Potential gastrointestinal problems include upset stomach, nausea, gas, heartburn, vomiting, indigestion, constipation, and diarrhea. But those effects generally occur if you take saw palmetto with an empty stomach. Taking it with a meal minimizes those side effects almost entirely.
The only serious concern with saw palmetto is that it may delay the discovery of prostate cancer. Prostate cancer is almost always discovered due to an enlarged prostate, but as a 5-alpha reductase inhibitor, saw palmetto treats prostate enlargement. This means cancer may go undiagnosed longer than usual. It’s smart to have regular prostate screenings once you reach 50 years old to catch prostate cancer as early as possible.
Saw palmetto is not recommended for young men who are still developing in puberty because it affects the endocrine system. Even though young guys can experience hair loss and thinning, it’s best if they avoid any treatment that affects their hormones.
Should You Take Saw Palmetto for Hair Loss?
So is saw palmetto the cure for hair loss?
While there’s evidence that saw palmetto is a useful tool to treat hair loss, unfortunately, it won’t single-handedly stop your hair loss and regrow your hair. But it does have properties that can support hair recovery when used with other products, like a proper DHT blocker and a hair growth stimulant. It’s usually a positive addition to a man’s daily supplement regimen.
It also comes with almost no risk because it’s an inexpensive treatment, and the side effects are mild. If you experience any, they quickly abate after you stop taking the saw palmetto.
Nevertheless, it’s always important to speak with a doctor before adding anything to your daily regimen. This is especially true for a substance like saw palmetto that affects an important hormone for men (in this case, testosterone). Your doctor will be able to tell you if saw palmetto is safe for you.
Before you start taking saw palmetto, talk to one our online doctors.

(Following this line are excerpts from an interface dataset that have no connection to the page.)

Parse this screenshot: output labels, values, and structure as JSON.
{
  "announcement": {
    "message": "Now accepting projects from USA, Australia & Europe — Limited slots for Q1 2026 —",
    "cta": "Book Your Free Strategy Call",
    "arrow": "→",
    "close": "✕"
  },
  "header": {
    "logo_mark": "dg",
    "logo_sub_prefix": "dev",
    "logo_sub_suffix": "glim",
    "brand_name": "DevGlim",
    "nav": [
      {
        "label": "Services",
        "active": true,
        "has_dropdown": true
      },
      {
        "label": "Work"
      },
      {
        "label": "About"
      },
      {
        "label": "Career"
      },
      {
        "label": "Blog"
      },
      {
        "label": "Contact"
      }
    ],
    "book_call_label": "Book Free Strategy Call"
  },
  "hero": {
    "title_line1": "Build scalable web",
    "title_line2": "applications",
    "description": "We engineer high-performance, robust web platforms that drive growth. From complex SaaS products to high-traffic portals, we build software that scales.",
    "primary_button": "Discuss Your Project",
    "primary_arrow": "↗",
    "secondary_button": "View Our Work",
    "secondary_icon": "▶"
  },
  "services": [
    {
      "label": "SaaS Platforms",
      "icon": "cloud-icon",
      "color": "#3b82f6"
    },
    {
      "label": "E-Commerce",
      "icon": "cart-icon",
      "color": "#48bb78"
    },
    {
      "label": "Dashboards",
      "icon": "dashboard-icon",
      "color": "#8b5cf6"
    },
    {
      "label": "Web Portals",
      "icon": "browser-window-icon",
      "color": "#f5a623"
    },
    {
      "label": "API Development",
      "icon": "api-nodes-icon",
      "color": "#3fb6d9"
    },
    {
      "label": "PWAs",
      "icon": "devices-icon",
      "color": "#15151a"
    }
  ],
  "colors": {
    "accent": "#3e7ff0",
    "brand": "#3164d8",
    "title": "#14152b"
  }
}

The consultation is free. We’ll tell you whether saw palmetto is right for you.